There aren’t too many photos around of this game.

This photo is obviously of Wrigley Field, with the original pre-1978 dugouts. The brick wall and the metal gate leading to a seating aisle are a dead giveaway.

But there aren’t any Cubs on the field in this photo, and indeed, there are players from several different teams. Obviously, it’s from an All-Star Game, and the uniform styles give it away: It’s the 1962 All-Star Game, the second one that year, played July 30 at Wrigley.

(MLB played two All-Star Games each year from 1959 through 1962, with the extra proceeds going towards a player pension fund.)

The players are easily identifiable. No. 24 for the Pirates is shortstop Dick Groat. The only man who played first base for the American League in that game was Baltimore’s Jim Gentile. The umpire is Bill McKinley, who was an A.L. umpire from 1949-65. Standing in the background looking somewhat confused is White Sox pitcher Ray Herbert.

The play-by-play of this game tells when this play happened. With one out in the fifth inning, Groat beat out an infield grounder to shortstop (thus the stretch by Gentile).

What I was more interested in figuring out from this photo was the identities of the players visible in the third-base dugout, the National League’s home dugout that afternoon.

There’s a man in a Cardinals uniform at the left. Three Cardinals players were on the N.L. All-Star team that day: Ken Boyer, Stan Musial and Bob Gibson. Cardinals manager Johnny Keane was a coach. It’s clearly not Gibson, nor does it look like Musial or Boyer. I’m guessing that’s Keane.

Next to him is a player wearing a Houston Colts uniform. The only Houston player on that team was Turk Farrell.

Then there’s another Cardinal — that definitely looks like Gibson.

To the right of Herbert, you can see two Cubs. Ernie Banks and Billy Williams were N.L. All-Stars in 1962; it’s difficult to tell which is which, but I’m going to say it’s Ernie immediately to the right of Herbert, and Billy next, at the right edge of the photo.

Here’s a larger version of the photo if you want to see more detail.

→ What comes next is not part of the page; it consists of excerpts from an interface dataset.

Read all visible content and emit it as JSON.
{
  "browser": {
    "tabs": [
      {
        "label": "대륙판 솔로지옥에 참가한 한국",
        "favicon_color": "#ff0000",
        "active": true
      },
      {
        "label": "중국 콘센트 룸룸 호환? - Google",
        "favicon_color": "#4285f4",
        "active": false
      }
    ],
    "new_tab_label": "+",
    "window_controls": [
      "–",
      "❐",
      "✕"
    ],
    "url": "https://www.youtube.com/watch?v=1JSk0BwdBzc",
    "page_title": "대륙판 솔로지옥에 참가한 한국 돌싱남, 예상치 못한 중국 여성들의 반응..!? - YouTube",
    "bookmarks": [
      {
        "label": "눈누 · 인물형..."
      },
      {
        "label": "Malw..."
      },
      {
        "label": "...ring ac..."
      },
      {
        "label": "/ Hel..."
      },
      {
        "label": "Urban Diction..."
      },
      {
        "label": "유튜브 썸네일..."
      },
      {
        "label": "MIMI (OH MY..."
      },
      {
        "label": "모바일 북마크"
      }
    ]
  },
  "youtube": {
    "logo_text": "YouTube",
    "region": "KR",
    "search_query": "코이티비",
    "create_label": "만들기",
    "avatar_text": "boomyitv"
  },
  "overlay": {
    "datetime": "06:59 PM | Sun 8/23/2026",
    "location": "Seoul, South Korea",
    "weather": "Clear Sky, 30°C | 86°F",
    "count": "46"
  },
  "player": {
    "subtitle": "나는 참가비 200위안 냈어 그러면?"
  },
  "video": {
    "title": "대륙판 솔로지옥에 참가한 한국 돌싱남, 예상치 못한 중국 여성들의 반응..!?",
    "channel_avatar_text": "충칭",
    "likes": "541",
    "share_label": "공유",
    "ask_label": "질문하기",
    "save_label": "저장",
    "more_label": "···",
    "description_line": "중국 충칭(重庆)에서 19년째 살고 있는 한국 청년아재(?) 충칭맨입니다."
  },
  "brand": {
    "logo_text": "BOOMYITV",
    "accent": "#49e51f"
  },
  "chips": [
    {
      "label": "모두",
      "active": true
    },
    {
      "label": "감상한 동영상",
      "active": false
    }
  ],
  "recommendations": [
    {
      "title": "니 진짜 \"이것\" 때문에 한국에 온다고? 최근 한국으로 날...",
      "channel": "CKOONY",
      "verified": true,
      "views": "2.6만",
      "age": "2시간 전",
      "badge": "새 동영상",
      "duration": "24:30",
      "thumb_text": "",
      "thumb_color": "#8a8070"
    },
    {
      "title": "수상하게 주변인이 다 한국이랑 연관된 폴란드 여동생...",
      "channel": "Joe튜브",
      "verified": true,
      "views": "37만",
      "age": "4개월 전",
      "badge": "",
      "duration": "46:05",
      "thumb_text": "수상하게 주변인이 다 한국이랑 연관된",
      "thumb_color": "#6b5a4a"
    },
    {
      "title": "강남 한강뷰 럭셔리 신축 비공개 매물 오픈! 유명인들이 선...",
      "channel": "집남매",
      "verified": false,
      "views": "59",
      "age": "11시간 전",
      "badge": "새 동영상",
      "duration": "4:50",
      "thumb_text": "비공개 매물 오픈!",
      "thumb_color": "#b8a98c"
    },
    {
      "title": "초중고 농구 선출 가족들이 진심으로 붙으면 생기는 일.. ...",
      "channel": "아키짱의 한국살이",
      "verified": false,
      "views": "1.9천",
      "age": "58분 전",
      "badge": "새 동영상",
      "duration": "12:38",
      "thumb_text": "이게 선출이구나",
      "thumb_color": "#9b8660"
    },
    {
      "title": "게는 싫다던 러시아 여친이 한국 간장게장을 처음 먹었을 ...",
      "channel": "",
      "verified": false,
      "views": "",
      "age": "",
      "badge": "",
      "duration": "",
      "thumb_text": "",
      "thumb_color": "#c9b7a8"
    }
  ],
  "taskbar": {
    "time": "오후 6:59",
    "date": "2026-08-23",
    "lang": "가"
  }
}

It’s a fascinating moment in time. It would be 28 years before there would be another All-Star Game at Wrigley, that one in 1990, and there will likely be another one after the Wrigley renovations are complete, possibly in 2021 or 2022.

Here’s the radio broadcast of this game, with Cubs broadcaster Jack Quinlan and Tigers broadcaster George Kell on the call.

At 1:35:30 into the broadcast, Quinlan talks about the center-field bleachers being opened up for that game. They’d been closed since 1952 as a hitters’ background, and the 1962 All-Star Game was the last time any fans sat there. Here’s the story as told by BCB reader ernaga of how he got into those bleachers on that day, originally posted here in 2011.